WORK TO BE COMPLETED:
In the data below, find every line with the string "name" and pull it out.
──────────
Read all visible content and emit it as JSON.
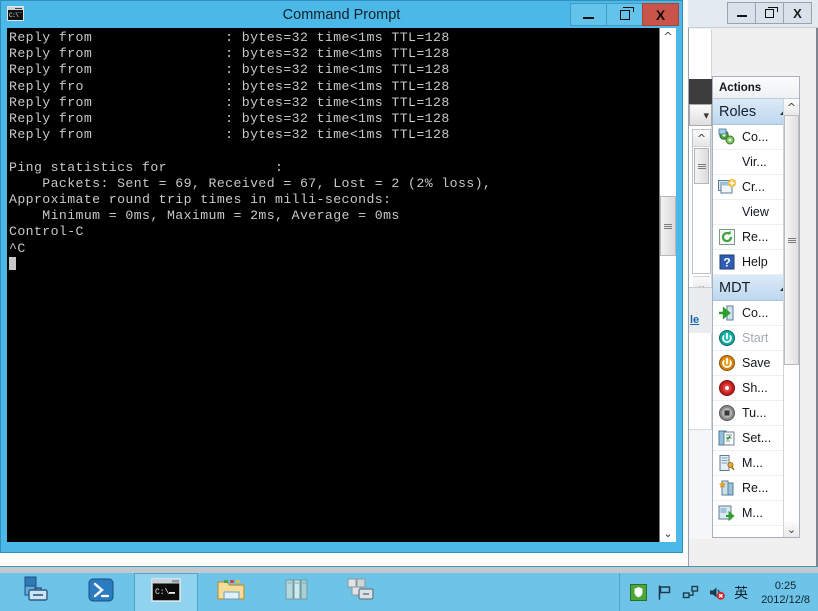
{
  "cmd_window": {
    "title": "Command Prompt",
    "icon": "cmd-icon",
    "icon_text": "C:\\",
    "controls": {
      "minimize": "minimize-icon",
      "maximize": "maximize-icon",
      "close": "X"
    },
    "console_text": "Reply from                : bytes=32 time<1ms TTL=128\nReply from                : bytes=32 time<1ms TTL=128\nReply from                : bytes=32 time<1ms TTL=128\nReply fro                 : bytes=32 time<1ms TTL=128\nReply from                : bytes=32 time<1ms TTL=128\nReply from                : bytes=32 time<1ms TTL=128\nReply from                : bytes=32 time<1ms TTL=128\n\nPing statistics for             :\n    Packets: Sent = 69, Received = 67, Lost = 2 (2% loss),\nApproximate round trip times in milli-seconds:\n    Minimum = 0ms, Maximum = 2ms, Average = 0ms\nControl-C\n^C",
    "scrollbar": {
      "up": "scroll-up-icon",
      "down": "scroll-down-icon"
    }
  },
  "bg_window": {
    "controls": {
      "minimize": "minimize-icon",
      "maximize": "maximize-icon",
      "close": "X"
    },
    "link_text": "le"
  },
  "actions_panel": {
    "header": "Actions",
    "groups": [
      {
        "name": "Roles",
        "collapse_icon": "collapse-triangle-icon",
        "items": [
          {
            "label": "Co...",
            "icon": "green-gears-icon",
            "has_icon": true,
            "submenu": false,
            "disabled": false
          },
          {
            "label": "Vir...",
            "icon": "",
            "has_icon": false,
            "submenu": true,
            "disabled": false
          },
          {
            "label": "Cr...",
            "icon": "windows-create-icon",
            "has_icon": true,
            "submenu": false,
            "disabled": false
          },
          {
            "label": "View",
            "icon": "",
            "has_icon": false,
            "submenu": true,
            "disabled": false
          },
          {
            "label": "Re...",
            "icon": "green-refresh-icon",
            "has_icon": true,
            "submenu": false,
            "disabled": false
          },
          {
            "label": "Help",
            "icon": "blue-question-icon",
            "has_icon": true,
            "submenu": false,
            "disabled": false
          }
        ]
      },
      {
        "name": "MDT",
        "collapse_icon": "collapse-triangle-icon",
        "items": [
          {
            "label": "Co...",
            "icon": "green-arrow-connect-icon",
            "has_icon": true,
            "submenu": false,
            "disabled": false
          },
          {
            "label": "Start",
            "icon": "teal-power-icon",
            "has_icon": true,
            "submenu": false,
            "disabled": true
          },
          {
            "label": "Save",
            "icon": "orange-power-icon",
            "has_icon": true,
            "submenu": false,
            "disabled": false
          },
          {
            "label": "Sh...",
            "icon": "red-shutdown-icon",
            "has_icon": true,
            "submenu": false,
            "disabled": false
          },
          {
            "label": "Tu...",
            "icon": "gray-stop-icon",
            "has_icon": true,
            "submenu": false,
            "disabled": false
          },
          {
            "label": "Set...",
            "icon": "settings-checklist-icon",
            "has_icon": true,
            "submenu": false,
            "disabled": false
          },
          {
            "label": "M...",
            "icon": "server-key-icon",
            "has_icon": true,
            "submenu": false,
            "disabled": false
          },
          {
            "label": "Re...",
            "icon": "server-star-icon",
            "has_icon": true,
            "submenu": true,
            "disabled": false
          },
          {
            "label": "M...",
            "icon": "move-server-icon",
            "has_icon": true,
            "submenu": true,
            "disabled": false
          }
        ]
      }
    ],
    "scrollbar": {
      "up": "scroll-up-icon",
      "down": "scroll-down-icon"
    }
  },
  "taskbar": {
    "buttons": [
      {
        "name": "server-manager",
        "icon": "server-manager-icon",
        "active": false
      },
      {
        "name": "powershell",
        "icon": "powershell-icon",
        "active": false
      },
      {
        "name": "command-prompt",
        "icon": "cmd-icon",
        "active": true
      },
      {
        "name": "file-explorer",
        "icon": "file-explorer-icon",
        "active": false
      },
      {
        "name": "servers",
        "icon": "servers-icon",
        "active": false
      },
      {
        "name": "tools",
        "icon": "tools-icon",
        "active": false
      }
    ],
    "tray": {
      "icons": [
        {
          "name": "security-shield-icon"
        },
        {
          "name": "flag-icon"
        },
        {
          "name": "network-icon"
        },
        {
          "name": "speaker-muted-icon"
        }
      ],
      "ime": "英",
      "time": "0:25",
      "date": "2012/12/8"
    }
  },
  "colors": {
    "title_blue": "#4cb8e8",
    "close_red": "#c9544a",
    "taskbar_blue": "#6ec4e8",
    "console_fg": "#c8c8c8"
  }
}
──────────
TASK ANSWER:
        "name": "Roles",
        "name": "MDT",
        "name": "server-manager",
        "name": "powershell",
        "name": "command-prompt",
        "name": "file-explorer",
        "name": "servers",
        "name": "tools",
          "name": "security-shield-icon"
          "name": "flag-icon"
          "name": "network-icon"
          "name": "speaker-muted-icon"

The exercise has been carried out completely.